Associations divided on impact of Jones’ QAR advice reforms
While the Financial Services Council (FSC) largely supports the final tranche of Delivering Better Financial Outcomes reforms, the Financial Advice Association of Australia (FAAA) is “deeply concerned” about its negative implications on the industry.
Minister for Financial Services Stephen Jones unveiled the final response to the Quality of Advice Review on 7 December in Canberra.
Within this announcement, Jones outlined a new classification called ‘qualified advisers’ to enable licensed financial institutions including banks and insurers to provide simple advice.
“The government will expand the role of superannuation funds in providing advice to their members. Today, I can go further and announce that this model will apply across all financial institutions: superannuation funds, life and general insurers and banks,” Jones said.
Unlike bank advisers pre-Hayne Royal Commission, this new type of adviser will be prohibited from charging a fee and receiving commission.
In addition, Statements of Advice (SOAs) documents will now be replaced by an advice record that provides information in plain English.
“The record must be clear, concise and effective and actually help the client make an informed decision about the advice they have received,” Jones said.
They must also address the subject matter, the advice, the reasons for advice and the cost of advice as well as any benefits received by the adviser.
In response, numerous industry bodies have provided a mixed reaction to these frameworks to remove safe harbour steps and introduce a new class of adviser.
The FAAA painted a worrying picture, saying it could wind the clock back five years.
“There is little detail available at this stage, but on the face of it we are deeply concerned at the direction of these announcements,” said Sarah Abood, chief executive of the FAAA.
Abood believes the reforms appear to invalidate the hard work and pain involved in forming the advice profession and winning consumers’ trust.
She continued: “Specifically, the Minister has announced that any financial institution will be able to provide personal financial advice to consumers, using people who are not financial advisers – yet who would be called “qualified advisers”.
“There is no detail on the qualifications that would be required, however they would be substantially less than what is currently required to provide financial advice.
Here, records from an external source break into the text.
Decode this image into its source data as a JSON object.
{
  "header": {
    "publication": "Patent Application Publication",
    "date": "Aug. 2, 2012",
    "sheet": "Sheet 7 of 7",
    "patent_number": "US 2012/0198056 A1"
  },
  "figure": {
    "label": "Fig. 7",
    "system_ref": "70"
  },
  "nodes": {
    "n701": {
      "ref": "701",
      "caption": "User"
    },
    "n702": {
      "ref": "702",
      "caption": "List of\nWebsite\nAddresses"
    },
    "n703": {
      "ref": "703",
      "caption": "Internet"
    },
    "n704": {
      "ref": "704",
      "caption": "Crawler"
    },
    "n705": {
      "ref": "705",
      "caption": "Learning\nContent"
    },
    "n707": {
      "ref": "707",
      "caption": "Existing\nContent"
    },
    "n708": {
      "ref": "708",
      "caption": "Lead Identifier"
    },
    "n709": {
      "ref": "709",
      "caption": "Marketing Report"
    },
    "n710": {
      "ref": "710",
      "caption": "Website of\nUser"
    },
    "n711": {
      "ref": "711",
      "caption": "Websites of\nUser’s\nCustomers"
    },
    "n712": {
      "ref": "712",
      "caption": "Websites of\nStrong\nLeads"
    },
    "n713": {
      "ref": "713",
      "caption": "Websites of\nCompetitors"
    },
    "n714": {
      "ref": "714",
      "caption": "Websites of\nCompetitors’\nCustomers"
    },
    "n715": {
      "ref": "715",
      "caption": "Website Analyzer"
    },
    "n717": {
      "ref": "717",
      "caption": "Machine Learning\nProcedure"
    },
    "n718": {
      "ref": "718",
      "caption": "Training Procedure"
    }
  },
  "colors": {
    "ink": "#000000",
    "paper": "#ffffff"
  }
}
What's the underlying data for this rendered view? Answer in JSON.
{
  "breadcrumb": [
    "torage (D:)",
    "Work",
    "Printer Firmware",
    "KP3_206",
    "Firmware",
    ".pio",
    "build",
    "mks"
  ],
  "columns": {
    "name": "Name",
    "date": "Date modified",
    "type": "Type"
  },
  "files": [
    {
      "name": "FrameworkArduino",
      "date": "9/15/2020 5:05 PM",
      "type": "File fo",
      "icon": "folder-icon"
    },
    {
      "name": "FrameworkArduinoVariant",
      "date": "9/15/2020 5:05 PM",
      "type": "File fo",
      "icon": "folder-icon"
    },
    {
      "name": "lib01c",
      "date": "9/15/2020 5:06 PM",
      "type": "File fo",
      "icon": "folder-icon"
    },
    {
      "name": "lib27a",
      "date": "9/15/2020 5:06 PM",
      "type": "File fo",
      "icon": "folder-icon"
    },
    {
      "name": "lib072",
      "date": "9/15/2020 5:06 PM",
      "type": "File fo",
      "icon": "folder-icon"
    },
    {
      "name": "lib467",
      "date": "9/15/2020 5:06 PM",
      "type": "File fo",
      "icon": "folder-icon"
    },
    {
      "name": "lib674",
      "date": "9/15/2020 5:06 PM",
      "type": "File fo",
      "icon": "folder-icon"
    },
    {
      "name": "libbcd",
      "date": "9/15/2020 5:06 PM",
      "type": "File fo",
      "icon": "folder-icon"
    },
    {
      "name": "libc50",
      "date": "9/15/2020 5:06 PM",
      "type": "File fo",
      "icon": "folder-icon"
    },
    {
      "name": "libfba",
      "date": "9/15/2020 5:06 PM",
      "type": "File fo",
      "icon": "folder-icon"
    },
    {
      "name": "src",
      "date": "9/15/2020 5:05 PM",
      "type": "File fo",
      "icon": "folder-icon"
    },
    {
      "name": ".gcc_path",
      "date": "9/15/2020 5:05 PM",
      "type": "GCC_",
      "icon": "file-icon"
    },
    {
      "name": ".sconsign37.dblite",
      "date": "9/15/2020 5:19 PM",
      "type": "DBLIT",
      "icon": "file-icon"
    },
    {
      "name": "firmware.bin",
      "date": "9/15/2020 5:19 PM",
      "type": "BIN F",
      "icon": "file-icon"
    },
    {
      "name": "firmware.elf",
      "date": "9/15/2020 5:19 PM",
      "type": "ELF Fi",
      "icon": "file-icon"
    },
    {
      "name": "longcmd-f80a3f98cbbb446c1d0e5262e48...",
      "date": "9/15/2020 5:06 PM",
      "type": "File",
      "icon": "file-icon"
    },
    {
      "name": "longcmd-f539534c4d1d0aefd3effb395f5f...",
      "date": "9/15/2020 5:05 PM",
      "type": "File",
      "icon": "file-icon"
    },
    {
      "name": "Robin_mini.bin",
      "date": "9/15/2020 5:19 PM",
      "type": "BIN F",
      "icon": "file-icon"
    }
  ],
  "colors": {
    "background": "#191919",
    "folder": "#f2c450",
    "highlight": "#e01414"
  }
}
Thus, the proposed term is self-contradictory and extremely likely to confuse consumers.”
While the FAAA noted some positives in the announcement, such as shorter SOAs and removing safe harbour steps, it doubled down on the confusing effect the ‘qualified advisers’ classification will have on consumers.
“We will have plenty more to say on this in the days and weeks to come. In the meantime, we will be engaging members to ensure the final legislation delivers on the intent and goals of the review, to help consumers get the high-quality financial advice they need.”
Blake Briggs, FSC chief executive, offered a differing reaction and largely supported the reforms.
He said: “The government’s policy commitment to abolish the safe harbour steps and simplify SOAs are key to reducing the excessive regulatory cost burden on financial advice.”
According to FSC research, the removal of the safe harbour steps and simplifying disclosures could potentially decrease the cost of providing advice by nearly 40 per cent.
“Superannuation funds are an important source of advice for consumers, particularly as they approach retirement, and the government’s policy has the capacity to unlock industry investment in retirement advice and low-cost digital advice solutions,” Briggs continued.
“Every consumer has unique retirement needs and the government’s recent consultation on expanding the suite of retirement income products available to consumers will not be successful without greater access to personal advice at retirement.”
Renato Mota, Insignia Financial CEO, also welcomed the government’s final response to increase the accessibility of advice.
“We know Australians are looking for affordable, accessible financial guidance and we are excited at the potential these changes have to improve financial wellbeing for more Australians,” he commented.
“We’ve needed a broad advice continuum that considers the needs of many and reaches more people. The reduction of red tape and the introduction of a new class of qualified advisers alongside professional financial advisers across all financial institutions, including superannuation funds, are the right steps forward to deliver simple advice at scale and increase accessibility.”
The Stockbrokers and Investment Advisers Association (SIAA) shared its support for banks being included in the personal advice model, as well as insurers and super funds.
“We support financial institutions as well as superannuation funds being allowed to give customers simple, quality personal advice, with safeguards built in to ensure consumer protection. We are pleased to see that the Minister also recognises the important role that digital advice will play in increasing consumer access," said Judith Fox, SIAA chief executive.
“Replacing the compliance-focused statements of advice with a consumer-focused advice record that is in plain English and provides the information the consumer needs to make an informed decision is a great step forward, as is modernising the best interests duty to ensure customers receive helpful advice, including on single or limited scope issues."